What you have to do » The string "шаблона" may appear in lines of the data; report how many lines contain it, with no other output.

Record extracts »
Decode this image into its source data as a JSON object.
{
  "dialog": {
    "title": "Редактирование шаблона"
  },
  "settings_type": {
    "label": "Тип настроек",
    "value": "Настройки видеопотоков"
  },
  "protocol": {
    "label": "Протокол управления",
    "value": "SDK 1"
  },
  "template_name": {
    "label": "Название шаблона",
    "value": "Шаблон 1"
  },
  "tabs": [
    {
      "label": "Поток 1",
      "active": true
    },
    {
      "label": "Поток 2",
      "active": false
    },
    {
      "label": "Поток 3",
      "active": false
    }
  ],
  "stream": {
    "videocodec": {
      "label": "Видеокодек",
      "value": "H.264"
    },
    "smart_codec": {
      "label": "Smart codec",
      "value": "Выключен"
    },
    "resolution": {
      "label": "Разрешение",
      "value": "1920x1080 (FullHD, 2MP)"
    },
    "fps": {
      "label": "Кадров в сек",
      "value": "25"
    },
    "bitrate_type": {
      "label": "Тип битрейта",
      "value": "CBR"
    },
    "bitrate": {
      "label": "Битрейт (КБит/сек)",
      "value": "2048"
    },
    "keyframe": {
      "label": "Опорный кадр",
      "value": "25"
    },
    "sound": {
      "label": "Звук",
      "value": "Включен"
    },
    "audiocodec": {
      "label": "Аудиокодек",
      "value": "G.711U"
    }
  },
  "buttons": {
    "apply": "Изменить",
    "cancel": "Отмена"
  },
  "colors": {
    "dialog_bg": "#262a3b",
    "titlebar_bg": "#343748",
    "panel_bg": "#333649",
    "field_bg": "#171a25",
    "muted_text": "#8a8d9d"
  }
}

Worked solution » 2